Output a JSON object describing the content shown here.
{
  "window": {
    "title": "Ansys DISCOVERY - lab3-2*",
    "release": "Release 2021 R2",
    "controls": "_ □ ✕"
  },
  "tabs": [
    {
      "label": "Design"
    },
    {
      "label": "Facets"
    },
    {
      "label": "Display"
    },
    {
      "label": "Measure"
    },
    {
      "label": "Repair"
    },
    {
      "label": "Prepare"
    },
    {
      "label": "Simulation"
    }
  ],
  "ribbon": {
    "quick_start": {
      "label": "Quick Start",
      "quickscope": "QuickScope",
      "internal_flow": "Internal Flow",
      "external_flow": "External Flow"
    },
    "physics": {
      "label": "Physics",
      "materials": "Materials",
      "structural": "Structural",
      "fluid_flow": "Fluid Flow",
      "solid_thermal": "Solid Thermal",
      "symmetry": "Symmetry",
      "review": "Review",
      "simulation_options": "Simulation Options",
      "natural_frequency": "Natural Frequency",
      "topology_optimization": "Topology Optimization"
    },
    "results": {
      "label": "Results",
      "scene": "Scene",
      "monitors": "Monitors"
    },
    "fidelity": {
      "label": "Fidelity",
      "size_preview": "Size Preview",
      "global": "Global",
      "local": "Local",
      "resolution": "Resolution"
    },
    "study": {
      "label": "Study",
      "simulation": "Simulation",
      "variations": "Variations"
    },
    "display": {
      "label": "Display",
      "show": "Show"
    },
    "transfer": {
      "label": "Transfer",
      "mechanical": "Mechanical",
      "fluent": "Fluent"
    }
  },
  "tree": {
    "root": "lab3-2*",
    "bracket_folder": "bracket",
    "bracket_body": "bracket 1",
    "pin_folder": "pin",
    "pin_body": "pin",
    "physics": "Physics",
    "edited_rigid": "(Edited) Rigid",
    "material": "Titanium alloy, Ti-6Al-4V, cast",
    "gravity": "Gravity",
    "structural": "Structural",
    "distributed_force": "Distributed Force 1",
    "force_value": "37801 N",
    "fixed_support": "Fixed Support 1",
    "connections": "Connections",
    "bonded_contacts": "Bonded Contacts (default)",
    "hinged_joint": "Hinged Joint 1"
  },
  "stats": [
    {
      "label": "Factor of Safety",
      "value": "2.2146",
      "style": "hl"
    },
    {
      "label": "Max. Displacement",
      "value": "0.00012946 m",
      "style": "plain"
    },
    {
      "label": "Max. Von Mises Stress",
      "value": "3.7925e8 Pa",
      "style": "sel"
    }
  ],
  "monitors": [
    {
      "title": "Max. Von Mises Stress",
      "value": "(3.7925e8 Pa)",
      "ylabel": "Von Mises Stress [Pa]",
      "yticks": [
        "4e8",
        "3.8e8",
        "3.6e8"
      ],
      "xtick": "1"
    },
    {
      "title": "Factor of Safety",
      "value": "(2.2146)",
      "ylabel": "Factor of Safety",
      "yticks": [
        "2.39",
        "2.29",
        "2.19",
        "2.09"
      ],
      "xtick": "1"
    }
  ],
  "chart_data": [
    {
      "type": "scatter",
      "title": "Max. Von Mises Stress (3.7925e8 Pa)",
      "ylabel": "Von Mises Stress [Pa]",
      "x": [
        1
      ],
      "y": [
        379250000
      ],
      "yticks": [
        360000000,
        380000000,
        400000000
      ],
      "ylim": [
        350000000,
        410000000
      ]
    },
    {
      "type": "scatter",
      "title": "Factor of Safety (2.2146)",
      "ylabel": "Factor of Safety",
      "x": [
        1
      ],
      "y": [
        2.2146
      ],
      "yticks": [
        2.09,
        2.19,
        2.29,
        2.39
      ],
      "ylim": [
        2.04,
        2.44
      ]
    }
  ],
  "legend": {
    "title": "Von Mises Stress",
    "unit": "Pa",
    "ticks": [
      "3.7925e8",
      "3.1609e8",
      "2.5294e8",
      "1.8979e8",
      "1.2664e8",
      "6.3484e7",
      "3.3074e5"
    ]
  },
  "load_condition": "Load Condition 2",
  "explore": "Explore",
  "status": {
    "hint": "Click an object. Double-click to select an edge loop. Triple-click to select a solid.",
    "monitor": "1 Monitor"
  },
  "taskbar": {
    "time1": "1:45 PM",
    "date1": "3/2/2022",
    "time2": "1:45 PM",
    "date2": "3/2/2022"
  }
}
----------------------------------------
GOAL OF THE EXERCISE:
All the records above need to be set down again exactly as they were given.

EXERCISE RESULT:
Output a JSON object describing the content shown here.
{
  "window": {
    "title": "Ansys DISCOVERY - lab3-2*",
    "release": "Release 2021 R2",
    "controls": "_ □ ✕"
  },
  "tabs": [
    {
      "label": "Design"
    },
    {
      "label": "Facets"
    },
    {
      "label": "Display"
    },
    {
      "label": "Measure"
    },
    {
      "label": "Repair"
    },
    {
      "label": "Prepare"
    },
    {
      "label": "Simulation"
    }
  ],
  "ribbon": {
    "quick_start": {
      "label": "Quick Start",
      "quickscope": "QuickScope",
      "internal_flow": "Internal Flow",
      "external_flow": "External Flow"
    },
    "physics": {
      "label": "Physics",
      "materials": "Materials",
      "structural": "Structural",
      "fluid_flow": "Fluid Flow",
      "solid_thermal": "Solid Thermal",
      "symmetry": "Symmetry",
      "review": "Review",
      "simulation_options": "Simulation Options",
      "natural_frequency": "Natural Frequency",
      "topology_optimization": "Topology Optimization"
    },
    "results": {
      "label": "Results",
      "scene": "Scene",
      "monitors": "Monitors"
    },
    "fidelity": {
      "label": "Fidelity",
      "size_preview": "Size Preview",
      "global": "Global",
      "local": "Local",
      "resolution": "Resolution"
    },
    "study": {
      "label": "Study",
      "simulation": "Simulation",
      "variations": "Variations"
    },
    "display": {
      "label": "Display",
      "show": "Show"
    },
    "transfer": {
      "label": "Transfer",
      "mechanical": "Mechanical",
      "fluent": "Fluent"
    }
  },
  "tree": {
    "root": "lab3-2*",
    "bracket_folder": "bracket",
    "bracket_body": "bracket 1",
    "pin_folder": "pin",
    "pin_body": "pin",
    "physics": "Physics",
    "edited_rigid": "(Edited) Rigid",
    "material": "Titanium alloy, Ti-6Al-4V, cast",
    "gravity": "Gravity",
    "structural": "Structural",
    "distributed_force": "Distributed Force 1",
    "force_value": "37801 N",
    "fixed_support": "Fixed Support 1",
    "connections": "Connections",
    "bonded_contacts": "Bonded Contacts (default)",
    "hinged_joint": "Hinged Joint 1"
  },
  "stats": [
    {
      "label": "Factor of Safety",
      "value": "2.2146",
      "style": "hl"
    },
    {
      "label": "Max. Displacement",
      "value": "0.00012946 m",
      "style": "plain"
    },
    {
      "label": "Max. Von Mises Stress",
      "value": "3.7925e8 Pa",
      "style": "sel"
    }
  ],
  "monitors": [
    {
      "title": "Max. Von Mises Stress",
      "value": "(3.7925e8 Pa)",
      "ylabel": "Von Mises Stress [Pa]",
      "yticks": [
        "4e8",
        "3.8e8",
        "3.6e8"
      ],
      "xtick": "1"
    },
    {
      "title": "Factor of Safety",
      "value": "(2.2146)",
      "ylabel": "Factor of Safety",
      "yticks": [
        "2.39",
        "2.29",
        "2.19",
        "2.09"
      ],
      "xtick": "1"
    }
  ],
  "chart_data": [
    {
      "type": "scatter",
      "title": "Max. Von Mises Stress (3.7925e8 Pa)",
      "ylabel": "Von Mises Stress [Pa]",
      "x": [
        1
      ],
      "y": [
        379250000
      ],
      "yticks": [
        360000000,
        380000000,
        400000000
      ],
      "ylim": [
        350000000,
        410000000
      ]
    },
    {
      "type": "scatter",
      "title": "Factor of Safety (2.2146)",
      "ylabel": "Factor of Safety",
      "x": [
        1
      ],
      "y": [
        2.2146
      ],
      "yticks": [
        2.09,
        2.19,
        2.29,
        2.39
      ],
      "ylim": [
        2.04,
        2.44
      ]
    }
  ],
  "legend": {
    "title": "Von Mises Stress",
    "unit": "Pa",
    "ticks": [
      "3.7925e8",
      "3.1609e8",
      "2.5294e8",
      "1.8979e8",
      "1.2664e8",
      "6.3484e7",
      "3.3074e5"
    ]
  },
  "load_condition": "Load Condition 2",
  "explore": "Explore",
  "status": {
    "hint": "Click an object. Double-click to select an edge loop. Triple-click to select a solid.",
    "monitor": "1 Monitor"
  },
  "taskbar": {
    "time1": "1:45 PM",
    "date1": "3/2/2022",
    "time2": "1:45 PM",
    "date2": "3/2/2022"
  }
}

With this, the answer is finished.